Lyonne, who is best known for "Orange Is The New Black" and "American Pie" collaborated with fellow co-creators Amy Poehler and writer and director Leslye Headland on this eight-episode series that follows Lyonne's Nadia as she must relive her 36th birthday because she keeps on dying. And yes, it is somehow a comedy. 

The mystery of Nadia's inevitable death is what immediately draws you into this show. Is she in purgatory? Did she really die? Is this all just a weird dream? It's the perfect show to be on Netflix because you can't wait to get to the next episode to see what happens. 

The show is set in the East Village in New York City, where Nadia encounters an eclectic cast of characters who guide her on this journey of finding out why she can't escape death. Each of these people in her life make her confront the trauma that she has suffered throughout her life, which seems to have bubbled to the top on the night of her birthday. 

The story of "Russian Doll" is a very human story, but the confines that Lyonne and Poehler have created for Nadia and this show is what sets it apart from other TV shows on today and makes it so special and insanely watchable. 

The writing is incredible, and Lyonne spits out every line that Nadia says drenched in sarcasm and spunk. There are so many good one-liners critiquing today's culture, how crazy things were in the '90s and so much more, that you want to go back and hear the line one more time just to laugh again. The subject matter of this show is pretty heavy, but the ease that the characters possess makes things much lighter. You even start to laugh every time Nadia dies, which is an odd, yet hilarious situation to find yourself in. 

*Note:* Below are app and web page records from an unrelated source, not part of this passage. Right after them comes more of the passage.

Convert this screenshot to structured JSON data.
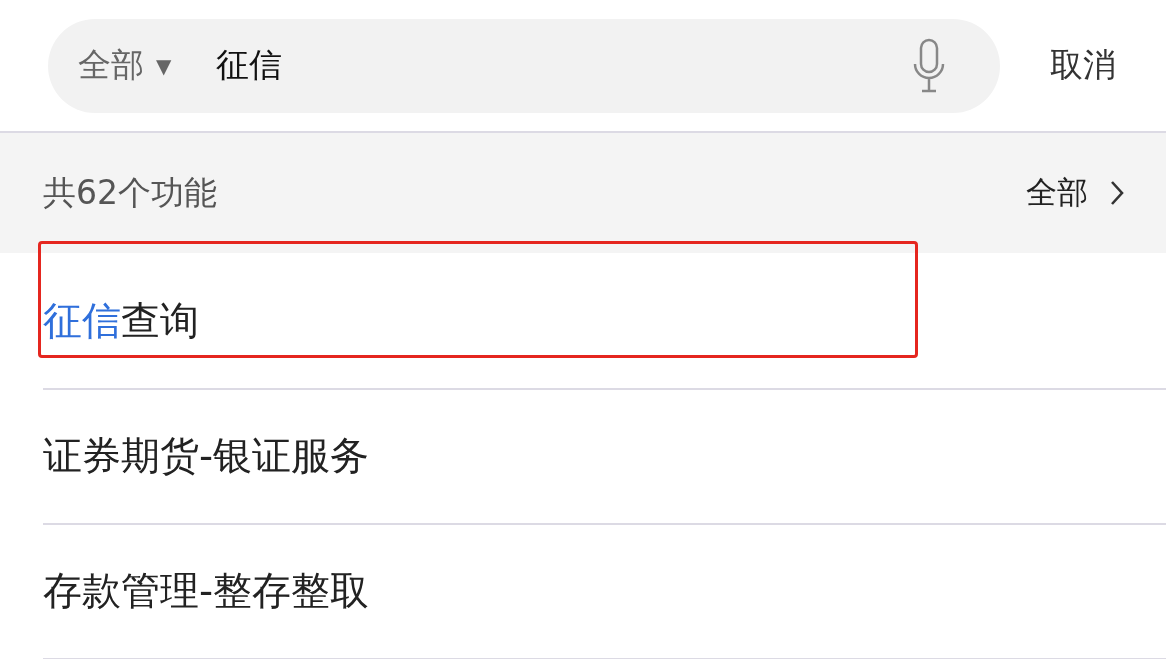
{
  "search": {
    "scope": "全部",
    "scope_caret": "▼",
    "query": "征信",
    "cancel": "取消"
  },
  "summary": {
    "count_text": "共62个功能",
    "all_link": "全部"
  },
  "results": [
    {
      "match": "征信",
      "rest": "查询",
      "highlighted": true
    },
    {
      "rest": "证券期货-银证服务",
      "highlighted": false
    },
    {
      "rest": "存款管理-整存整取",
      "highlighted": false
    }
  ]
}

But that just comes with the brilliance that is Lyonne and Poehler working together. If you're a fan of Lyonne's work, then "Russian Doll" is right up your alley. Many of Lyonne's characters have a chip on their shoulder (just look at her character Nicky in "Orange Is The New Black", who gets in trouble all the time for her mouth), so it only makes sense that Lyonne created this character for herself who mirrors a lot of the qualities that Lyonne sees in herself. 

"It’s probably something closer to an autobiographical journey on my many dances with death, and skating around it in such a real way in my actual life, that it didn’t feel like a high concept, you know? This was based on my personal experiences, the rocky road I was living on," Lyonne told Rolling Stone in an interview. 

Not only is Lyonne a co-creator, but she also co-writes many of the episodes alongside Poehler and Headland. She also directs some of the episodes. It's practically an all-female production team, which is incredibly refreshing to see. 

Once Nadia starts to figure out her death day puzzle and the pieces begin to come together, that is when the urge comes to watch the show all over again. You start to realize that there might have been clues all along that would have helped you realize what Nadia's situation was in the first place. Little clues are sprinkled through the entire show, which just goes to show how clear of a vision the show's creators had when conceptualizing this project, which according to Lyonne, has been a few years in the making. 

So please go and watch "Russian Doll." It's an incredible story about love, death, family, grieving, mental illness, forgiveness and even gentrification. All of these ideas and themes are slowly unpacked episode after episode, just like an actual Russian doll.